The European photovoltaics (PV) market still represents the predominant share of worldwide installations and electricity generated from PV is becoming increasingly competitive, with an average levelised cost of energy (LCOE) estimated to be between 0.10–0.16 €/kWh in 2011. This constant reduction of LCOE means that the European industry can only regain its competitiveness with (i) a concomitant reduction of production and investment costs (current net price level ~0.8–1.0 €/Wp today) in Europe in order to face the strong price competition of emerging countries (China and Taiwan), (ii) investment in novel “advanced” industrial processes allowing for high efficiencies and low-cost device production (iii) the development of high-end tools and processes which are more difficult to master and duplicate, securing a technology leadership. These conditions are necessary to ensure sustainable PV technology production in Europe and the construction of a robust European PV industry able to beat international competition. However, ultra-high-efficiency PV devices require manufacturing processes that are increasingly complex, which results in an increase in the related investment and fabrication costs. Given that the market still requires a reduction of the technology price, we are left with a paradox, and we must find ways to produce high-efficiency devices with competitive industrial processes.

1.2 HERCULES concept

The concept proposed by the HERCULES  project is to develop innovative n-type monocrystalline c-Si device structures based on back-contact solar cells with alternative junction formation, as well as related structures including hybrid concepts (homo-heterojunction). These concepts are the most promising technologies to reach ultra-high efficiencies with industrially relevant processes.
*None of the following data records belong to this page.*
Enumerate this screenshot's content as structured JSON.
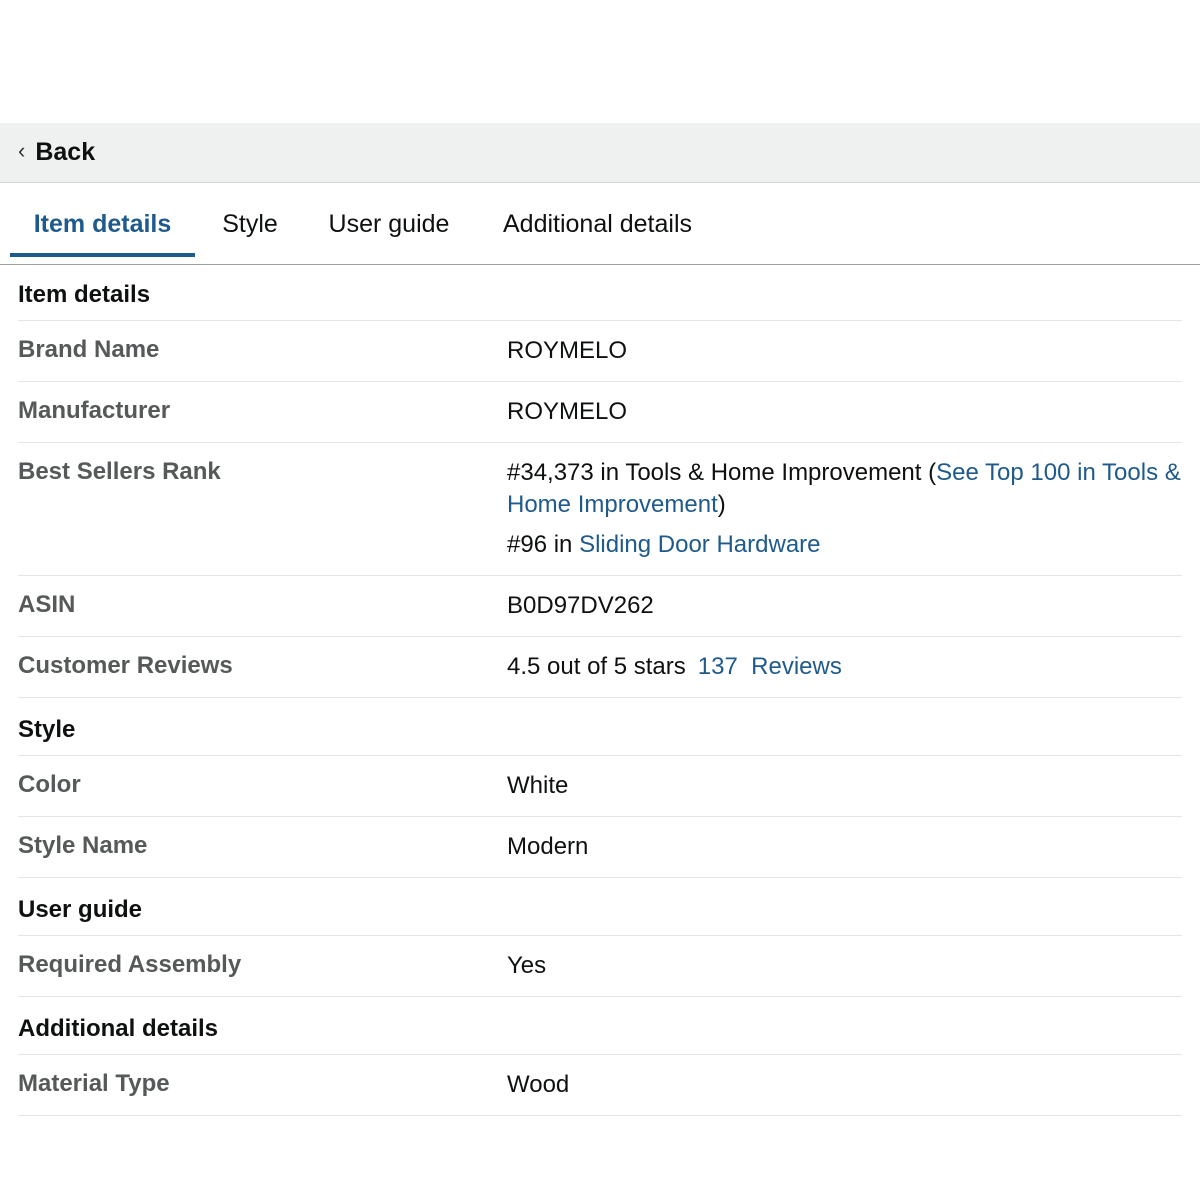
{
  "back": {
    "label": "Back"
  },
  "tabs": [
    {
      "label": "Item details",
      "active": true
    },
    {
      "label": "Style",
      "active": false
    },
    {
      "label": "User guide",
      "active": false
    },
    {
      "label": "Additional details",
      "active": false
    }
  ],
  "sections": {
    "item_details": {
      "title": "Item details",
      "brand_name": {
        "key": "Brand Name",
        "value": "ROYMELO"
      },
      "manufacturer": {
        "key": "Manufacturer",
        "value": "ROYMELO"
      },
      "best_sellers_rank": {
        "key": "Best Sellers Rank",
        "rank1_text": "#34,373 in Tools & Home Improvement (",
        "rank1_link": "See Top 100 in Tools & Home Improvement",
        "rank1_close": ")",
        "rank2_text": "#96 in ",
        "rank2_link": "Sliding Door Hardware"
      },
      "asin": {
        "key": "ASIN",
        "value": "B0D97DV262"
      },
      "customer_reviews": {
        "key": "Customer Reviews",
        "value": "4.5 out of 5 stars",
        "rating": 4.5,
        "reviews_link": "137  Reviews"
      }
    },
    "style": {
      "title": "Style",
      "color": {
        "key": "Color",
        "value": "White"
      },
      "style_name": {
        "key": "Style Name",
        "value": "Modern"
      }
    },
    "user_guide": {
      "title": "User guide",
      "required_assembly": {
        "key": "Required Assembly",
        "value": "Yes"
      }
    },
    "additional_details": {
      "title": "Additional details",
      "material_type": {
        "key": "Material Type",
        "value": "Wood"
      }
    }
  },
  "colors": {
    "link": "#1f5a8c",
    "key_text": "#565959",
    "back_bar": "#eff1f1"
  }
}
The HERCULES strategy is to transfer the developed processes to the industrial scale by considering all major cost drivers of the entire manufacturing process chain of modules. The concepts developed in HERCULES will demonstrate 25% efficiency at cell level and pave the way to ultra-high efficiencies for the next generation of c-Si based solar cells devices.

1.3 HERCULES objectives

The key objectives of the HERCULES project are:

  1. To develop ultra-high efficiency modules at the pilot scale (mean power conversion efficiency η > 21%)
  2. To reduce production/investment complexity and demonstrate costs down to 0.7 €/Wp at pilot scale
  3. To increase the durability of modules up to 35 years
  4. To demonstrate ultra-high efficiency solar cells: η > 25%

The combination of three main concepts is investigated in order to reach the project objectives:

  1. PERT (Passivated Emitter, Rear Totally diffused) cells They have the advantage of being compatible with most of the usual equipment currently used in a p-type production line. Only two additional steps are required to switch from a p-type to an n-type wafer based process. PERT cells can have a bifacial design, leading to up to 30% higher power output as compared to single sided cells.
  2. IBC (interdigitated back contact) cells If both electrical contacts are on the rear side of the cell, shading losses due the the front grid are absent and an independent front side optimisation is possible. Furthermore, IBC cells open new opportunities for module interconnection.
  3. HET (Heterojunction) cells In amorphous/crystalline silicon heterojunctions, excellent passivation of the wafer’s surfaces leads to solar cell Vocs exceeding 740mV. Furthermore, all process steps are carried out at temperatures not exceeding 250°C, which makes the HET concept very attractive especially for very thin (100 µm and below) substrates.

These technologies and their combination are evaluated throughout the whole process chain, starting from the wafer material and up to the module integration and testing stage.